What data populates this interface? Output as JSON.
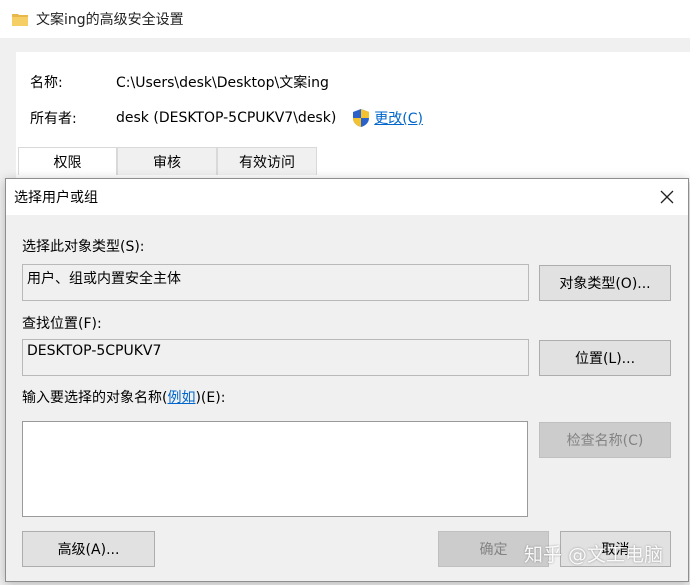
{
  "background_window": {
    "title": "文案ing的高级安全设置",
    "name_label": "名称:",
    "name_value": "C:\\Users\\desk\\Desktop\\文案ing",
    "owner_label": "所有者:",
    "owner_value": "desk (DESKTOP-5CPUKV7\\desk)",
    "change_link": "更改(C)",
    "tabs": [
      {
        "label": "权限"
      },
      {
        "label": "审核"
      },
      {
        "label": "有效访问"
      }
    ]
  },
  "dialog": {
    "title": "选择用户或组",
    "object_types_label": "选择此对象类型(S):",
    "object_types_value": "用户、组或内置安全主体",
    "object_types_button": "对象类型(O)...",
    "location_label": "查找位置(F):",
    "location_value": "DESKTOP-5CPUKV7",
    "location_button": "位置(L)...",
    "enter_label_prefix": "输入要选择的对象名称(",
    "enter_label_link": "例如",
    "enter_label_suffix": ")(E):",
    "object_names_value": "",
    "check_names_button": "检查名称(C)",
    "advanced_button": "高级(A)...",
    "ok_button": "确定",
    "cancel_button": "取消"
  },
  "watermark": "知乎 @文工电脑",
  "colors": {
    "link": "#0066cc",
    "dialog_bg": "#f0f0f0",
    "disabled_text": "#838383"
  }
}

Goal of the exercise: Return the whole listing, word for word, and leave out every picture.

Solution below:
What data populates this interface? Output as JSON.
{
  "background_window": {
    "title": "文案ing的高级安全设置",
    "name_label": "名称:",
    "name_value": "C:\\Users\\desk\\Desktop\\文案ing",
    "owner_label": "所有者:",
    "owner_value": "desk (DESKTOP-5CPUKV7\\desk)",
    "change_link": "更改(C)",
    "tabs": [
      {
        "label": "权限"
      },
      {
        "label": "审核"
      },
      {
        "label": "有效访问"
      }
    ]
  },
  "dialog": {
    "title": "选择用户或组",
    "object_types_label": "选择此对象类型(S):",
    "object_types_value": "用户、组或内置安全主体",
    "object_types_button": "对象类型(O)...",
    "location_label": "查找位置(F):",
    "location_value": "DESKTOP-5CPUKV7",
    "location_button": "位置(L)...",
    "enter_label_prefix": "输入要选择的对象名称(",
    "enter_label_link": "例如",
    "enter_label_suffix": ")(E):",
    "object_names_value": "",
    "check_names_button": "检查名称(C)",
    "advanced_button": "高级(A)...",
    "ok_button": "确定",
    "cancel_button": "取消"
  },
  "watermark": "知乎 @文工电脑",
  "colors": {
    "link": "#0066cc",
    "dialog_bg": "#f0f0f0",
    "disabled_text": "#838383"
  }
}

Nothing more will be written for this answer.